From the Paper:"Shakespeare had a way with words that few people could ever duplicate. A wonderful example of how Shakespeare used language and imagery to express emotion is the monologue by Coriolanus' mother in the Shakespearian play of the same name. In the short exert from Coriolanus, a woman's son is preparing to destroy his own city. His mother is attempting to discourage his actions.
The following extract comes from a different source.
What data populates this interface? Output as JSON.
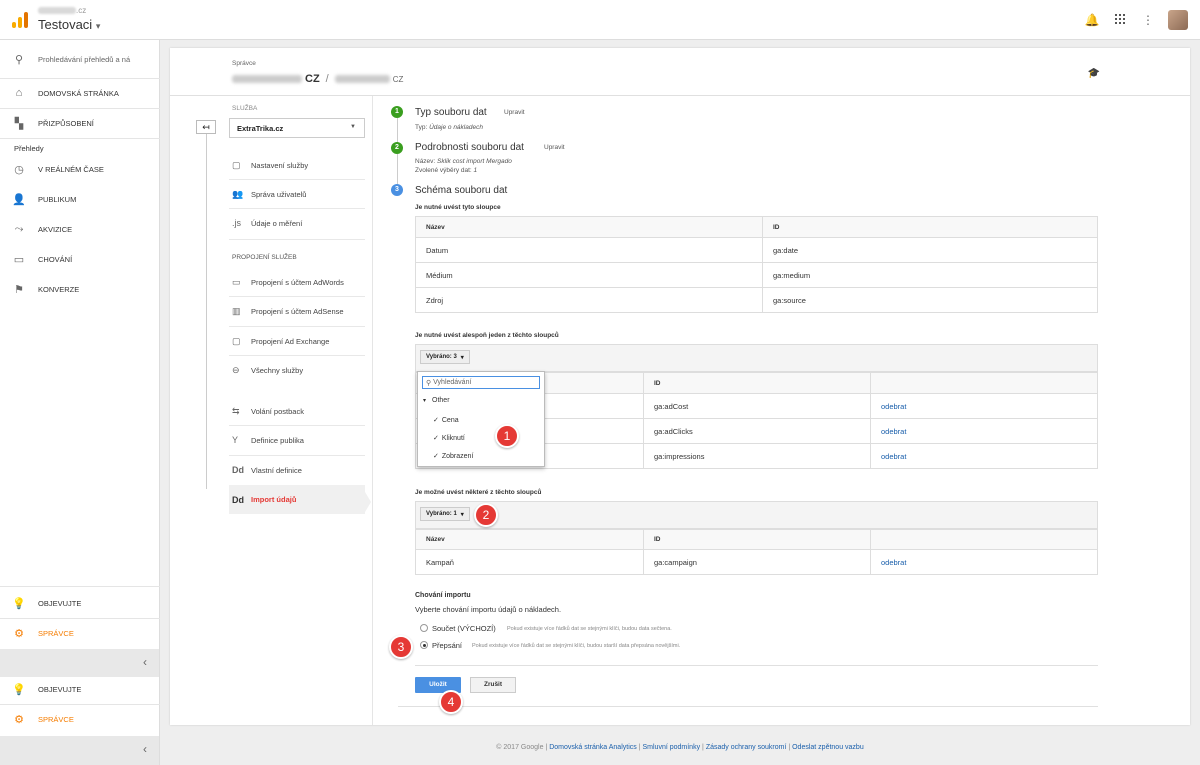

She tries to convince him to make peace between his people (The Romans) and the Volsces, she tries to dissuade him by telling him that if he does conquer his own city than he will dishonor his name, she tells him that destroying a people is an "act of the Gods" and that if he tries to accomplish it he will really accomplish nothing, she expresses to him how dishonorable it is to hold a grudge, she uses her children and herself to guilt him into not attacking the city and she finally warns him that if he goes through with his plan than the Gods will spite him."
Cite this Essay:
Coriolanus (2005, February 13) Retrieved January 26, 2020, from https://www.academon.com/essay/coriolanus-56060/
"Coriolanus" 13 February 2005. Web. 26 January. 2020. <https://www.academon.com/essay/coriolanus-56060/>